A trip around Nevis and then to Oualie Bay

Martin and Elizabeth Bevan
Sat 2 Apr 2011 17:00

Position           17:12.06N 62:36.91W

Date                1800 – 2 April 2011


A quick move was made back towards Charlestown and a mooring buoy; there are literally hundreds of them, off the Sunshine Bar where our taxi was to meet us. Unfortunately with the swell still running the waves breaking on the shore would have made landing a very wet occupation; fortunately by landing a little further up the coast we were able to use the shelter provided by the Four Seasons Hotel breakwaters and arrived to meet “Teach” and his taxi almost on time. 


Teach, aka Solomon, was a retired teacher and made a most excellent guide for our tour.  His driving speed was unusually moderate which resulted in our becoming an obstacle at times for the Triathlon biking event taking place as the athletes overtook us.


First off was a tour around the outskirts of Charlestown, a visit to the old Jewish Cemetery and then a stop at the hot springsCharlestown had one of the first hotels in the Caribbean and the hot springs were the attraction; and very hot they were too.  Volcanic activity in this part of the world is not far under the surface.



The next stop was the site where Admiral Nelson married his wife, Fanny Nesbit.



Nevis is a dry island and lacks the robust vegetation of some of the others that we have visited.  Some of the attractions are the old plantation houses now converted into up market hotels and we visited four of them in the course of our tour.  Very nice but probably not our sort of holiday.  We did however enjoy a morning refreshment break in the Hermitage.



Nevis was first settled at about the time of the English Civil War and plantation houses and churches date from that period.  Each plantation is absolutely unique; this one was a substantial stone building.



Churches feature as an important part of Nevis life and the Anglican ones have survived hurricane feast and famine.  This one is relatively modern dating from 1750.

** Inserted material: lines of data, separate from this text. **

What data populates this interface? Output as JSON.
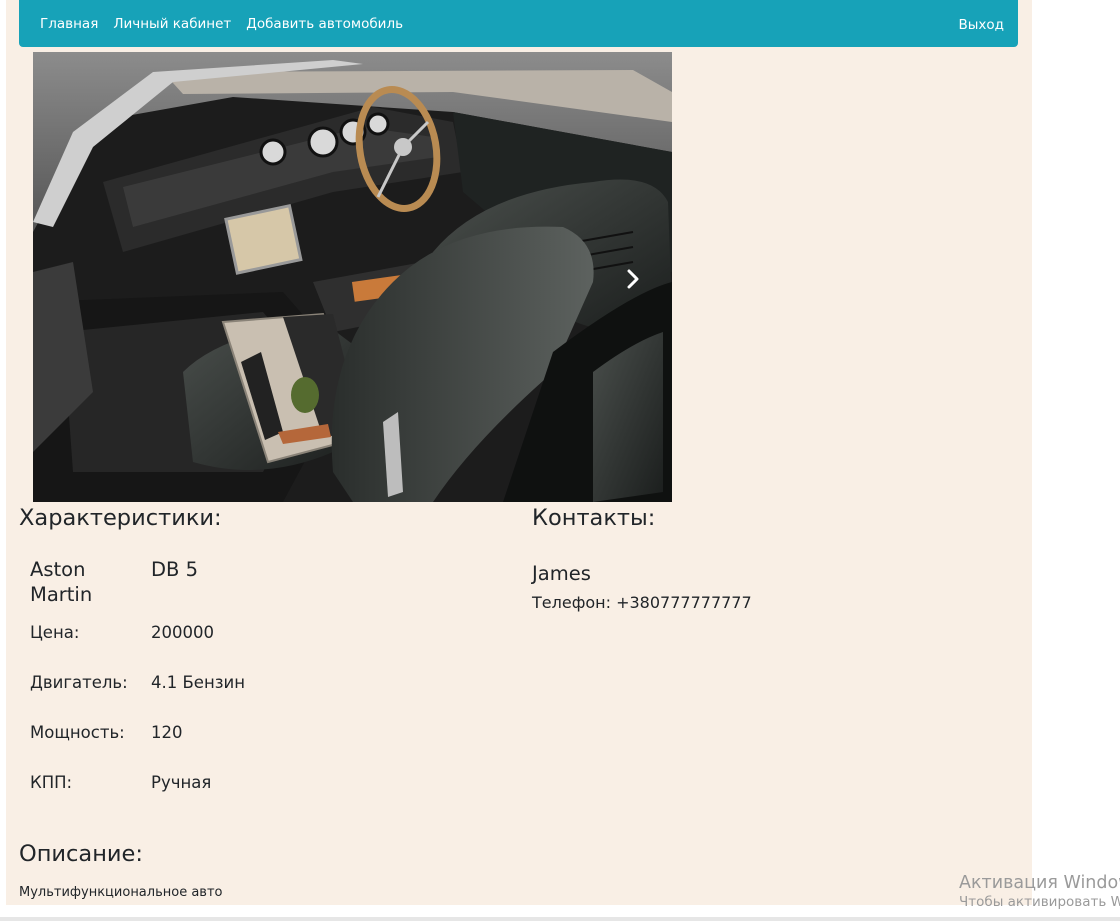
{
  "nav": {
    "links": [
      "Главная",
      "Личный кабинет",
      "Добавить автомобиль"
    ],
    "logout": "Выход"
  },
  "carousel": {
    "image_alt": "car-interior-photo",
    "next_icon": "chevron-right-icon"
  },
  "specs": {
    "title": "Характеристики:",
    "brand": "Aston Martin",
    "model": "DB 5",
    "rows": [
      {
        "label": "Цена:",
        "value": "200000"
      },
      {
        "label": "Двигатель:",
        "value": "4.1 Бензин"
      },
      {
        "label": "Мощность:",
        "value": "120"
      },
      {
        "label": "КПП:",
        "value": "Ручная"
      }
    ]
  },
  "contacts": {
    "title": "Контакты:",
    "name": "James",
    "phone": "Телефон: +380777777777"
  },
  "description": {
    "title": "Описание:",
    "text": "Мультифункциональное авто"
  },
  "watermark": {
    "line1": "Активация Windows",
    "line2": "Чтобы активировать Windows"
  },
  "colors": {
    "navbar": "#17a2b8",
    "page_bg": "#f9efe5"
  }
}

Wildlife on Nevis includes monkeys; unfortunately the closest that we got to them was this, now added to my collection of unusual signs.

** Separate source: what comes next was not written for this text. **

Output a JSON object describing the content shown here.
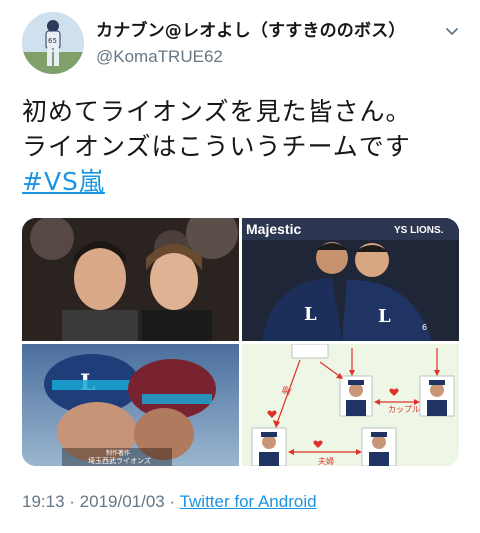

Our trip ended up back where we started in time for a late lunch.  Taking trips either by taxi or local bus is a great way of getting a feel for each island and “Teach” gave us a great trip.


On return to the boat we headed north again to get out of the swell and this time anchored in Oualie Bay for the night.  Sundowners were on Let it Be celebrating a good day out together.